Seriously? Deliberately land a plane on the summit of one of England’s tallest mountains?
Yep, it happened – no less than 90 years ago this week.
On 22 December 1926 John F. Leeming, the then chairman of the Lancashire Aero Club, and the Avro test pilot Bert Hinkler put down a humble Avro Gosport biplane on the summit of Helvellyn in the Lake District.
They landed on the wide, rocky summit, jumped out and asked an unsurprisingly startled fellwalker – an E.R. Dodds, a Professor of Greek at Birmingham University – to sign a hastily-scribbled statement to confirm what he’d just seen.
They then took off over Striding Edge and headed back to their starting point, Woodford in Cheshire.
There’s a stone tablet on Helvellyn that notes this remarkable bit of Lake District and British aviation history.
The very idea of landing a plane on top of a mountain seems remarkable nine decades on, still less the fact that it happened – perhaps that is reflective of the fact that ours is a very different age.
Not that there was a unanimously positive reaction to the event at the time, despite newspapers countrywide delightedly reporting the landing with typical tabloid gusto.
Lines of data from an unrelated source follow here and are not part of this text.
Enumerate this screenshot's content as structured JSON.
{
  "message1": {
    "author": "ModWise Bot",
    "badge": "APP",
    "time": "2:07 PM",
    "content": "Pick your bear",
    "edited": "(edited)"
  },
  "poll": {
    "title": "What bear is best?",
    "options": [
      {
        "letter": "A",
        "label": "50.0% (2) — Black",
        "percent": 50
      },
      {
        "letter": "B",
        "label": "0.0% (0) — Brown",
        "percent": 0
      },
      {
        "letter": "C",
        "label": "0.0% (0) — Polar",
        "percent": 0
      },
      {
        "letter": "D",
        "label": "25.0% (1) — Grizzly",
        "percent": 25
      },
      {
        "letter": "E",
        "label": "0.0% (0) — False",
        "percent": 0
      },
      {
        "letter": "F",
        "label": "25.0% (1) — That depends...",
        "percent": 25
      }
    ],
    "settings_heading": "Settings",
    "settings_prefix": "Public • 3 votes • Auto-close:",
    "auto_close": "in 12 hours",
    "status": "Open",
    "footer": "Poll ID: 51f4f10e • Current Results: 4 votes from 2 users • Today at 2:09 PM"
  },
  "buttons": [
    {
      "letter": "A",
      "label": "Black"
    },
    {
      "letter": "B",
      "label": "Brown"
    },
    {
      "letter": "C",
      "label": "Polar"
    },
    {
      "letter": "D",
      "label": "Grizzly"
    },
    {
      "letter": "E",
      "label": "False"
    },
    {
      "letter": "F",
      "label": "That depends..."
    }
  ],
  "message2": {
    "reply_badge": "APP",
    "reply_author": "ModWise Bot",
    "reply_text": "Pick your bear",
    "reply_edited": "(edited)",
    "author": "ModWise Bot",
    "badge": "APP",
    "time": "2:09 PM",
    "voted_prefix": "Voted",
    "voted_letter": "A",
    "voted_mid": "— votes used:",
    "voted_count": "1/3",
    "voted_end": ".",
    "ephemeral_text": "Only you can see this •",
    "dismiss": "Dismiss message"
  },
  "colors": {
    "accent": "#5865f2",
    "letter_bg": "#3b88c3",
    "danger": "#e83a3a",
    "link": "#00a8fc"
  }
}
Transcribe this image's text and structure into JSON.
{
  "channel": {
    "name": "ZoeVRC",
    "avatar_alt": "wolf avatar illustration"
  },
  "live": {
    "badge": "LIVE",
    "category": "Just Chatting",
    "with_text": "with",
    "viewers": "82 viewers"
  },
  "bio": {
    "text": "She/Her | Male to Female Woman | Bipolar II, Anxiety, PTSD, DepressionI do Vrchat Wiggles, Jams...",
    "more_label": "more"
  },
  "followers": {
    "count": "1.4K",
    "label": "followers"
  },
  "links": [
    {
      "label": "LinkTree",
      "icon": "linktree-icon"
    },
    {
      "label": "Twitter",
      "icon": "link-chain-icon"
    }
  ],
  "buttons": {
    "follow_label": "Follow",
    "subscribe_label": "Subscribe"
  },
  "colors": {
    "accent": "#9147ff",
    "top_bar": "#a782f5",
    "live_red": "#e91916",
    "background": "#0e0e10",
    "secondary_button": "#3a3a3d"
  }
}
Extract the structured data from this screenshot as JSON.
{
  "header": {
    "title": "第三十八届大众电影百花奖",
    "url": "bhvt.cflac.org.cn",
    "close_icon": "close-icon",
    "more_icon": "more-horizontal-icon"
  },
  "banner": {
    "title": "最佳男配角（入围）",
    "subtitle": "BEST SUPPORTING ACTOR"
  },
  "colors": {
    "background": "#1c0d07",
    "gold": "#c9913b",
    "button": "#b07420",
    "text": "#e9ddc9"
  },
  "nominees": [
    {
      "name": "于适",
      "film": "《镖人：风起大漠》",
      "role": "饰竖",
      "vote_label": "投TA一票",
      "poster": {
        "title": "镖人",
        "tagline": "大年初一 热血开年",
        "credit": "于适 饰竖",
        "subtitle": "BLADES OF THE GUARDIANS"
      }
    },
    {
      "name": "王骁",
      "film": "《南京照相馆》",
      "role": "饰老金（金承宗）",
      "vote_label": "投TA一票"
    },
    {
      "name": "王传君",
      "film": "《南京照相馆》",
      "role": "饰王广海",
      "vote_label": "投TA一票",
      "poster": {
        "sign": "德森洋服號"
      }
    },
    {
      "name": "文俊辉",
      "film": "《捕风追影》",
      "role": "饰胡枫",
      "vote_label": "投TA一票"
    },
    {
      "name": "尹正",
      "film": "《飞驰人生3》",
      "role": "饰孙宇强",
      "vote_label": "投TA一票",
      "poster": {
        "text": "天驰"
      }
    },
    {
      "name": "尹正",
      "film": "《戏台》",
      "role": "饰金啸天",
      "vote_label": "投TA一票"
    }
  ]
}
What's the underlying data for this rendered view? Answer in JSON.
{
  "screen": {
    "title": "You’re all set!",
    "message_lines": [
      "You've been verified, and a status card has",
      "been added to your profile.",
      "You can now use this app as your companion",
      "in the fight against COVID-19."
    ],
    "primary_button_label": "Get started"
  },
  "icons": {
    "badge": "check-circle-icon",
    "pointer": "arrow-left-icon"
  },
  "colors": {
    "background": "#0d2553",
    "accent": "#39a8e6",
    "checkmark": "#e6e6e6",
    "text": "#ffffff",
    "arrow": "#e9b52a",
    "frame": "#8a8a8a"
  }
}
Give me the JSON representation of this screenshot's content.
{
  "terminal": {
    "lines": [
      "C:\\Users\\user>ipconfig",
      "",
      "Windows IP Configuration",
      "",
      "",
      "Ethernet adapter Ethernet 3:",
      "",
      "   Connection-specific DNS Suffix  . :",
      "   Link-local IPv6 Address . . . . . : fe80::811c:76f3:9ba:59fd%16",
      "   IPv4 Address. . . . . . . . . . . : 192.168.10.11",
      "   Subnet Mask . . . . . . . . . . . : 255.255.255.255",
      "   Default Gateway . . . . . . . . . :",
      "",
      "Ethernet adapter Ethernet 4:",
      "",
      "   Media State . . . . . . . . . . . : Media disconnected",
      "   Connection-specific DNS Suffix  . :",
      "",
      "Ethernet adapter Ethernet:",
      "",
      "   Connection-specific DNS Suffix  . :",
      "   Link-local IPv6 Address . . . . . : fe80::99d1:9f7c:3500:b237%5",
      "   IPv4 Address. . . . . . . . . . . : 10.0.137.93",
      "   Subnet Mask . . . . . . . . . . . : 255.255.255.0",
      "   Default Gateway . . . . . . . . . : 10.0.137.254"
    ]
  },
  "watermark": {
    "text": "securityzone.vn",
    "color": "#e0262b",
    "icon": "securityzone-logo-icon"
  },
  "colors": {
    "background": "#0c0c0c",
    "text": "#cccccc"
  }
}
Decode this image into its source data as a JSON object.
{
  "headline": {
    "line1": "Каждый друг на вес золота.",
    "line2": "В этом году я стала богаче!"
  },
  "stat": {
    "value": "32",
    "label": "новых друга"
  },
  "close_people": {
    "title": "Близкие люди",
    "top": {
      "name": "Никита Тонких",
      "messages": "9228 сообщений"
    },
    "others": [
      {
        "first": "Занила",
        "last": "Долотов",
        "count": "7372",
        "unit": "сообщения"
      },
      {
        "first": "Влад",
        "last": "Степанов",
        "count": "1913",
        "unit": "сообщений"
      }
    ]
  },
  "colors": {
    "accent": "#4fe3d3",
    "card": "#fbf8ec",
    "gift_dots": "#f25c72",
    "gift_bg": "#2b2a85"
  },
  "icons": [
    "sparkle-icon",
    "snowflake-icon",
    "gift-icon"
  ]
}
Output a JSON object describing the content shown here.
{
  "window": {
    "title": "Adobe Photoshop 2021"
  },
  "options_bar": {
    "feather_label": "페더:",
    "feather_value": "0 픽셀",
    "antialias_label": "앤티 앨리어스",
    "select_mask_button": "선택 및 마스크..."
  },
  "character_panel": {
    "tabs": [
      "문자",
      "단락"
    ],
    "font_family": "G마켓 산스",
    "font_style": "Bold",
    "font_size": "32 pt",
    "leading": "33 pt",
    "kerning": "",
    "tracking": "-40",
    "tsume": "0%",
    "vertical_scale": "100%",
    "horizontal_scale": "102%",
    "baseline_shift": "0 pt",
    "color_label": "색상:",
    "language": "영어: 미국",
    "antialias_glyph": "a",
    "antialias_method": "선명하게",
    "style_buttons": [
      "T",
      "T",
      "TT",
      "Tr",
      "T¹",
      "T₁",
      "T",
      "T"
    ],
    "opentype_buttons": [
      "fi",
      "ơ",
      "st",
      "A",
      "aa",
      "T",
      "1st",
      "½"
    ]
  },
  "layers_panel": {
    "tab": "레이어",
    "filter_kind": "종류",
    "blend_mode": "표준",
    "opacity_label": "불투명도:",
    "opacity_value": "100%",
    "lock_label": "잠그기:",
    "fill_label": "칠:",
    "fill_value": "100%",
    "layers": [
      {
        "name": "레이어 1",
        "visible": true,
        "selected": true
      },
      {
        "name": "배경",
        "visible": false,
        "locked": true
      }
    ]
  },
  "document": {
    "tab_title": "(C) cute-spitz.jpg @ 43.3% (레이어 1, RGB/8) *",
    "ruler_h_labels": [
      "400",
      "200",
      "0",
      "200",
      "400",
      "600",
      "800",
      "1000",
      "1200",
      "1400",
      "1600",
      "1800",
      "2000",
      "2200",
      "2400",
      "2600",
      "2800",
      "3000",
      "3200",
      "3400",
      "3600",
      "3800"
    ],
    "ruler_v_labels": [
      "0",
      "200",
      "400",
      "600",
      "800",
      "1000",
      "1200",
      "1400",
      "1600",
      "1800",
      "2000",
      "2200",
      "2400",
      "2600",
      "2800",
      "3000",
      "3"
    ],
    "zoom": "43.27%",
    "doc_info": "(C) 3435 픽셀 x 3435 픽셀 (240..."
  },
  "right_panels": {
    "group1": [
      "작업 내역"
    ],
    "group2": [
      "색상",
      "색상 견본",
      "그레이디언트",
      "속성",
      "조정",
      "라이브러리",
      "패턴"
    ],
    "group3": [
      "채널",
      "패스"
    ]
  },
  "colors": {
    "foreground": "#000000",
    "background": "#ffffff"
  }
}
An editorial piece in one Scottish newspaper, the Dundee Courier, was highly critical.
If I’m perfectly honest I sympathise with that view. Even though I write about aviation, I can’t say I’m sold on the idea of landing an aircraft in an otherwise unspoilt, natural and peaceful place like a mountain summit.
Equally, though, I can understand the impulses behind why it was done – to prove the potential of aviation, which after all back in 1926 was still very much a novel form of transport.
And if nothing else, it’s simply a good tale. I was pleased to research and write about it for a recent issue of Aeroplane magazine.
The story has the qualities of an old-fashioned ripping yarn – there’s a dash of bravery, a lot of skill, a bit of luck and our characters battling against obstacles (in their case appalling weather and technical problems) to fulfil their quest.
I suppose those qualities still endure all these years on, even if the event happened so long ago and is extremely unlikely to ever be repeated.